### Exercise material:
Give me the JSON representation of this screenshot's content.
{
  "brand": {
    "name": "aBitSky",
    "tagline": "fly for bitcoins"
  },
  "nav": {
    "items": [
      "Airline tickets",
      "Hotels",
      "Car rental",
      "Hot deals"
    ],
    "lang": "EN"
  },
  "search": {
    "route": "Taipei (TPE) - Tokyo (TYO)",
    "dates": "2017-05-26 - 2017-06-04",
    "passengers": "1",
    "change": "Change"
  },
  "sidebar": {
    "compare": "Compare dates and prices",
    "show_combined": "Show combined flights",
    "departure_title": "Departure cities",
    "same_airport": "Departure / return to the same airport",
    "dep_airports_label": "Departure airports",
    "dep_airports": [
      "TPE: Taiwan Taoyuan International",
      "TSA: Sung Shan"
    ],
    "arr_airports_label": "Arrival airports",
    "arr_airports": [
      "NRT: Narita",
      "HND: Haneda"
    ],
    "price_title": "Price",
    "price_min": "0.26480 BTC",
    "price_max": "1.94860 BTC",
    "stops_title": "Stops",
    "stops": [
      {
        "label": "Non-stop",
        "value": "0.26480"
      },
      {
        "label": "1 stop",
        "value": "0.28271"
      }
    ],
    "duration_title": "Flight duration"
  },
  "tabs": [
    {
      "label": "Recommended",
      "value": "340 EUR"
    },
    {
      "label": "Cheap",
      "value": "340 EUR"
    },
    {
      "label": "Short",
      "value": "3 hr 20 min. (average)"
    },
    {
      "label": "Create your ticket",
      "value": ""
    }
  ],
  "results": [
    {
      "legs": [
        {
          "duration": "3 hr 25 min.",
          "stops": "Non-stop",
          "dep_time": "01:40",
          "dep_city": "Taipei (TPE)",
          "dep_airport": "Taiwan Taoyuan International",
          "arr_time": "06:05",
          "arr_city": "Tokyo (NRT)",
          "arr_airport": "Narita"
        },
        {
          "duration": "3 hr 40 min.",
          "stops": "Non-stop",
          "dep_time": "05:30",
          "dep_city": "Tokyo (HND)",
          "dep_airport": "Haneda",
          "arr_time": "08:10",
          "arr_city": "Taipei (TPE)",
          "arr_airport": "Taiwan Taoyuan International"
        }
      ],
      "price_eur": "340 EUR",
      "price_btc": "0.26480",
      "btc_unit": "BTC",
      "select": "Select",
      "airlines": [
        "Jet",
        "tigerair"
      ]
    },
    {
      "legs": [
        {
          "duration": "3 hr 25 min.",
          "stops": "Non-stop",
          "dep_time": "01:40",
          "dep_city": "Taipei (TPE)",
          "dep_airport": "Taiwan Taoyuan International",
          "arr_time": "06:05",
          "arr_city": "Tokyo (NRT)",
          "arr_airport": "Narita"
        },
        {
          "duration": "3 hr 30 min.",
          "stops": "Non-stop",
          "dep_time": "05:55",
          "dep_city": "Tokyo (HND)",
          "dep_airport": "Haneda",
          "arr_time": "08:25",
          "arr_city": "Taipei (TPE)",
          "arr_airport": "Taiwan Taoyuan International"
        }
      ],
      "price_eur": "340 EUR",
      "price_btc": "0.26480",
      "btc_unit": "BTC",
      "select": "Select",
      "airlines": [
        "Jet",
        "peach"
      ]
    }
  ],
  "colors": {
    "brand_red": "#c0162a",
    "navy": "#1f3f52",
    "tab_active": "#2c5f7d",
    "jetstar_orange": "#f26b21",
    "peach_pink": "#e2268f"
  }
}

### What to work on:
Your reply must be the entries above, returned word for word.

### Problem solution:
Give me the JSON representation of this screenshot's content.
{
  "brand": {
    "name": "aBitSky",
    "tagline": "fly for bitcoins"
  },
  "nav": {
    "items": [
      "Airline tickets",
      "Hotels",
      "Car rental",
      "Hot deals"
    ],
    "lang": "EN"
  },
  "search": {
    "route": "Taipei (TPE) - Tokyo (TYO)",
    "dates": "2017-05-26 - 2017-06-04",
    "passengers": "1",
    "change": "Change"
  },
  "sidebar": {
    "compare": "Compare dates and prices",
    "show_combined": "Show combined flights",
    "departure_title": "Departure cities",
    "same_airport": "Departure / return to the same airport",
    "dep_airports_label": "Departure airports",
    "dep_airports": [
      "TPE: Taiwan Taoyuan International",
      "TSA: Sung Shan"
    ],
    "arr_airports_label": "Arrival airports",
    "arr_airports": [
      "NRT: Narita",
      "HND: Haneda"
    ],
    "price_title": "Price",
    "price_min": "0.26480 BTC",
    "price_max": "1.94860 BTC",
    "stops_title": "Stops",
    "stops": [
      {
        "label": "Non-stop",
        "value": "0.26480"
      },
      {
        "label": "1 stop",
        "value": "0.28271"
      }
    ],
    "duration_title": "Flight duration"
  },
  "tabs": [
    {
      "label": "Recommended",
      "value": "340 EUR"
    },
    {
      "label": "Cheap",
      "value": "340 EUR"
    },
    {
      "label": "Short",
      "value": "3 hr 20 min. (average)"
    },
    {
      "label": "Create your ticket",
      "value": ""
    }
  ],
  "results": [
    {
      "legs": [
        {
          "duration": "3 hr 25 min.",
          "stops": "Non-stop",
          "dep_time": "01:40",
          "dep_city": "Taipei (TPE)",
          "dep_airport": "Taiwan Taoyuan International",
          "arr_time": "06:05",
          "arr_city": "Tokyo (NRT)",
          "arr_airport": "Narita"
        },
        {
          "duration": "3 hr 40 min.",
          "stops": "Non-stop",
          "dep_time": "05:30",
          "dep_city": "Tokyo (HND)",
          "dep_airport": "Haneda",
          "arr_time": "08:10",
          "arr_city": "Taipei (TPE)",
          "arr_airport": "Taiwan Taoyuan International"
        }
      ],
      "price_eur": "340 EUR",
      "price_btc": "0.26480",
      "btc_unit": "BTC",
      "select": "Select",
      "airlines": [
        "Jet",
        "tigerair"
      ]
    },
    {
      "legs": [
        {
          "duration": "3 hr 25 min.",
          "stops": "Non-stop",
          "dep_time": "01:40",
          "dep_city": "Taipei (TPE)",
          "dep_airport": "Taiwan Taoyuan International",
          "arr_time": "06:05",
          "arr_city": "Tokyo (NRT)",
          "arr_airport": "Narita"
        },
        {
          "duration": "3 hr 30 min.",
          "stops": "Non-stop",
          "dep_time": "05:55",
          "dep_city": "Tokyo (HND)",
          "dep_airport": "Haneda",
          "arr_time": "08:25",
          "arr_city": "Taipei (TPE)",
          "arr_airport": "Taiwan Taoyuan International"
        }
      ],
      "price_eur": "340 EUR",
      "price_btc": "0.26480",
      "btc_unit": "BTC",
      "select": "Select",
      "airlines": [
        "Jet",
        "peach"
      ]
    }
  ],
  "colors": {
    "brand_red": "#c0162a",
    "navy": "#1f3f52",
    "tab_active": "#2c5f7d",
    "jetstar_orange": "#f26b21",
    "peach_pink": "#e2268f"
  }
}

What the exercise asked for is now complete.